Making education accessible is something Jhunjhunwala started thinking about early in life. Born with the entrepreneurial gene – her father Ghanshyam Sarda owns the Rs 2,500 crore Sarda Group of Industries in Kolkata – she found her own calling for her own venture during one of her holiday trips around the country with her family. From that trip, she remembers seeing first-hand how the vast majority of people in this country suffered from the lack of access to even basic education. Setting up and running a pre-school in Singapore gave her the experience she needed to understand the elementary education system and move towards bridging the gap. With Creative Galileo, she aims to finally achieve that goal.

“We are getting the foundations right, focusing on the 3-8 years of age group. If that foundation for any child is good, then they will automatically excel in the entire journey of education. Gone are those days where children should just be given worksheets after worksheets to finish. Now there are so many digital opportunities available to make learning absolutely immersive for a child,” she said.

For a country with 70-100 million children between the ages of 3 and 8 years, India has a shortage of 700,000 teachers just at the pre-school and primary school level, she added.

While the startup’s app is currently free, the founders do plan to monetise over time. “Eventually, obviously, we'll have to move to some kind of premium model or some kind of subscription model. But right now, it is about getting users to use the platform and drive the benefit from it,” Jhunjhunwala said.

The startup currently has 10-12 members in its team, most of them based out of Mumbai. The licensing, content gaming and back-end development happens in India. It plans to have a subsidiary in India as well.

In the next 12-14 months, Jhunjhunwala and her team aims to hit 10 million downloads for the app. Apart from that, they also planning to increase their content portfolio so that they can cover more topics and sub-topics. “We plan to launch Chakra, Shaktimaan, Big Bees Jr and Little Krishna soon. We are building a unique platform, where kids can play with all the characters, and it is a controlled and child interactive platform. There is neither popping of advertisements nor any irrelevant content for a seamless learning experience. We are also looking forward to many other big animation companies to partner with us soon,” Jhunjhunwala said.

In terms of competition, Jhunjhunwala believes that there is dearth of Indian startups doing the kind of work her company does. She said that Byju's certainly has huge traction from their Disney collaboration but that comes from overseas, and not India. “Kiddopia’s focus is also international markets, they don’t target India market, so I cannot consider them competition either. Maybe Kotaki, but in terms of downloads, we are much higher than them,” she said.
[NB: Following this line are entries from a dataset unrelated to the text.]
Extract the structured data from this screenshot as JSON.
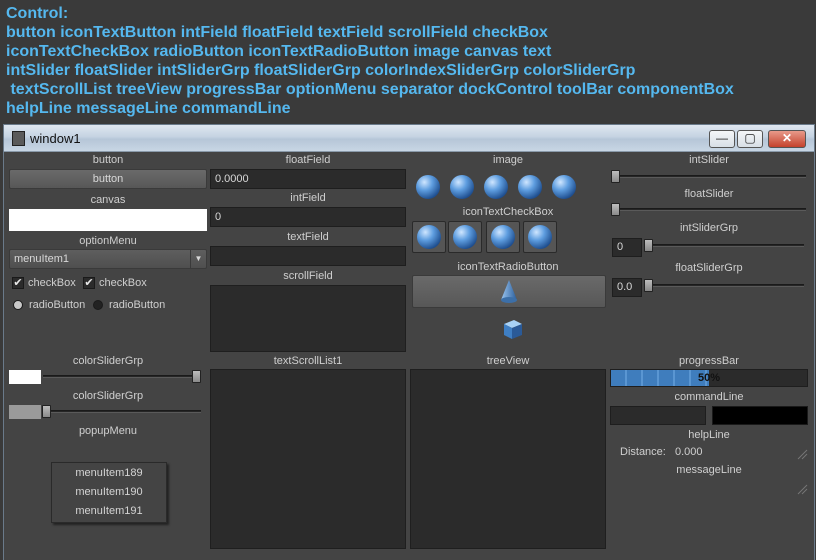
{
  "header": {
    "lines": [
      "Control:",
      "button iconTextButton intField floatField textField scrollField checkBox",
      "iconTextCheckBox radioButton iconTextRadioButton image canvas text",
      "intSlider floatSlider intSliderGrp floatSliderGrp colorIndexSliderGrp colorSliderGrp",
      " textScrollList treeView progressBar optionMenu separator dockControl toolBar componentBox",
      "helpLine messageLine commandLine"
    ],
    "color": "#55b8ef"
  },
  "window": {
    "title": "window1",
    "buttons": {
      "minimize": "—",
      "maximize": "▢",
      "close": "✕"
    }
  },
  "col1": {
    "button_label": "button",
    "button_text": "button",
    "canvas_label": "canvas",
    "canvas_color": "#ffffff",
    "optionmenu_label": "optionMenu",
    "optionmenu_value": "menuItem1",
    "checkbox1": "checkBox",
    "checkbox2": "checkBox",
    "radio1": "radioButton",
    "radio2": "radioButton",
    "colorslidergrp1_label": "colorSliderGrp",
    "colorslidergrp2_label": "colorSliderGrp",
    "popupmenu_label": "popupMenu",
    "popup_items": [
      "menuItem189",
      "menuItem190",
      "menuItem191"
    ]
  },
  "col2": {
    "floatfield_label": "floatField",
    "floatfield_value": "0.0000",
    "intfield_label": "intField",
    "intfield_value": "0",
    "textfield_label": "textField",
    "textfield_value": "",
    "scrollfield_label": "scrollField",
    "textscrolllist_label": "textScrollList1"
  },
  "col3": {
    "image_label": "image",
    "iconTextCheckBox_label": "iconTextCheckBox",
    "iconTextRadioButton_label": "iconTextRadioButton",
    "treeview_label": "treeView",
    "icons": {
      "image": "sphere-icon",
      "radio": "cone-icon",
      "cube": "cube-icon"
    }
  },
  "col4": {
    "intslider_label": "intSlider",
    "floatslider_label": "floatSlider",
    "intslidergrp_label": "intSliderGrp",
    "intslidergrp_value": "0",
    "floatslidergrp_label": "floatSliderGrp",
    "floatslidergrp_value": "0.0",
    "progressbar_label": "progressBar",
    "progressbar_text": "50%",
    "progress_fraction": 0.5,
    "commandline_label": "commandLine",
    "helpline_label": "helpLine",
    "distance_label": "Distance:",
    "distance_value": "0.000",
    "messageline_label": "messageLine"
  }
}
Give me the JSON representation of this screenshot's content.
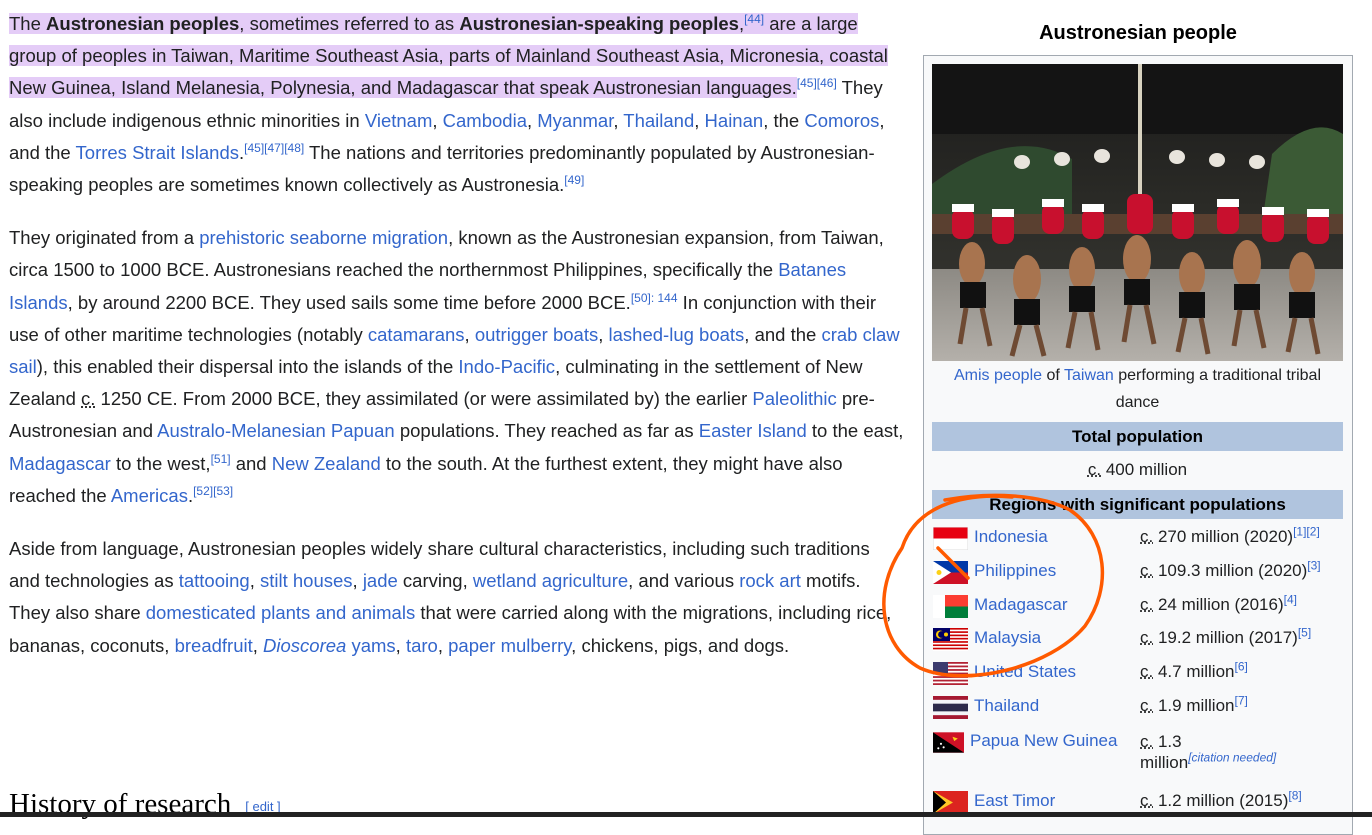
{
  "article": {
    "p1": {
      "s1a": "The ",
      "b1": "Austronesian peoples",
      "s1b": ", sometimes referred to as ",
      "b2": "Austronesian-speaking peoples",
      "s1c": ",",
      "ref1": "[44]",
      "s1d": " are a large group of peoples in Taiwan, Maritime Southeast Asia, parts of Mainland Southeast Asia, Micronesia, coastal New Guinea, Island Melanesia, Polynesia, and Madagascar that speak Austronesian languages.",
      "ref2": "[45][46]",
      "s2a": " They also include indigenous ethnic minorities in ",
      "l_vietnam": "Vietnam",
      "l_cambodia": "Cambodia",
      "l_myanmar": "Myanmar",
      "l_thailand": "Thailand",
      "l_hainan": "Hainan",
      "s2b": ", the ",
      "l_comoros": "Comoros",
      "s2c": ", and the ",
      "l_torres": "Torres Strait Islands",
      "ref3": "[45][47][48]",
      "s3": " The nations and territories predominantly populated by Austronesian-speaking peoples are sometimes known collectively as Austronesia.",
      "ref4": "[49]"
    },
    "p2": {
      "a": "They originated from a ",
      "l_migration": "prehistoric seaborne migration",
      "b": ", known as the Austronesian expansion, from Taiwan, circa 1500 to 1000 BCE. Austronesians reached the northernmost Philippines, specifically the ",
      "l_batanes": "Batanes Islands",
      "c": ", by around 2200 BCE. They used sails some time before 2000 BCE.",
      "ref1": "[50]: 144",
      "d": " In conjunction with their use of other maritime technologies (notably ",
      "l_catamarans": "catamarans",
      "l_outrigger": "outrigger boats",
      "l_lashed": "lashed-lug boats",
      "e": ", and the ",
      "l_crab": "crab claw sail",
      "f": "), this enabled their dispersal into the islands of the ",
      "l_indo": "Indo-Pacific",
      "g": ", culminating in the settlement of New Zealand ",
      "circa": "c.",
      "h": " 1250 CE. From 2000 BCE, they assimilated (or were assimilated by) the earlier ",
      "l_paleolithic": "Paleolithic",
      "i": " pre-Austronesian and ",
      "l_papuan": "Australo-Melanesian Papuan",
      "j": " populations. They reached as far as ",
      "l_easter": "Easter Island",
      "k": " to the east, ",
      "l_madagascar": "Madagascar",
      "l": " to the west,",
      "ref2": "[51]",
      "m": " and ",
      "l_nz": "New Zealand",
      "n": " to the south. At the furthest extent, they might have also reached the ",
      "l_americas": "Americas",
      "o": ".",
      "ref3": "[52][53]"
    },
    "p3": {
      "a": "Aside from language, Austronesian peoples widely share cultural characteristics, including such traditions and technologies as ",
      "l_tattooing": "tattooing",
      "l_stilt": "stilt houses",
      "l_jade": "jade",
      "b": " carving, ",
      "l_wetland": "wetland agriculture",
      "c": ", and various ",
      "l_rockart": "rock art",
      "d": " motifs. They also share ",
      "l_domesticated": "domesticated plants and animals",
      "e": " that were carried along with the migrations, including rice, bananas, coconuts, ",
      "l_breadfruit": "breadfruit",
      "l_dioscorea": "Dioscorea",
      "l_yams": "yams",
      "l_taro": "taro",
      "l_mulberry": "paper mulberry",
      "f": ", chickens, pigs, and dogs."
    },
    "heading": "History of research",
    "edit": "[ edit ]"
  },
  "infobox": {
    "title": "Austronesian people",
    "caption": {
      "l_amis": "Amis people",
      "of": " of ",
      "l_taiwan": "Taiwan",
      "rest": " performing a traditional tribal dance"
    },
    "total_header": "Total population",
    "total_circa": "c.",
    "total_value": " 400 million",
    "regions_header": "Regions with significant populations",
    "rows": [
      {
        "name": "Indonesia",
        "circa": "c.",
        "value": " 270 million (2020)",
        "ref": "[1][2]",
        "flag": "indonesia-flag-icon"
      },
      {
        "name": "Philippines",
        "circa": "c.",
        "value": " 109.3 million (2020)",
        "ref": "[3]",
        "flag": "philippines-flag-icon"
      },
      {
        "name": "Madagascar",
        "circa": "c.",
        "value": " 24 million (2016)",
        "ref": "[4]",
        "flag": "madagascar-flag-icon"
      },
      {
        "name": "Malaysia",
        "circa": "c.",
        "value": " 19.2 million (2017)",
        "ref": "[5]",
        "flag": "malaysia-flag-icon"
      },
      {
        "name": "United States",
        "circa": "c.",
        "value": " 4.7 million",
        "ref": "[6]",
        "flag": "us-flag-icon"
      },
      {
        "name": "Thailand",
        "circa": "c.",
        "value": " 1.9 million",
        "ref": "[7]",
        "flag": "thailand-flag-icon"
      },
      {
        "name": "Papua New Guinea",
        "circa": "c.",
        "value": " 1.3",
        "value2": "million",
        "ref": "[citation needed]",
        "flag": "png-flag-icon"
      },
      {
        "name": "East Timor",
        "circa": "c.",
        "value": " 1.2 million (2015)",
        "ref": "[8]",
        "flag": "east-timor-flag-icon"
      }
    ]
  },
  "annotation": {
    "color": "#ff5a00"
  }
}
The bootstrapped startup is also in talks with venture capital firms in India and ASEAN region to close a funding round soon. “Choosing the right VC is a challenge for many startups. And we are figuring that part out,” she said.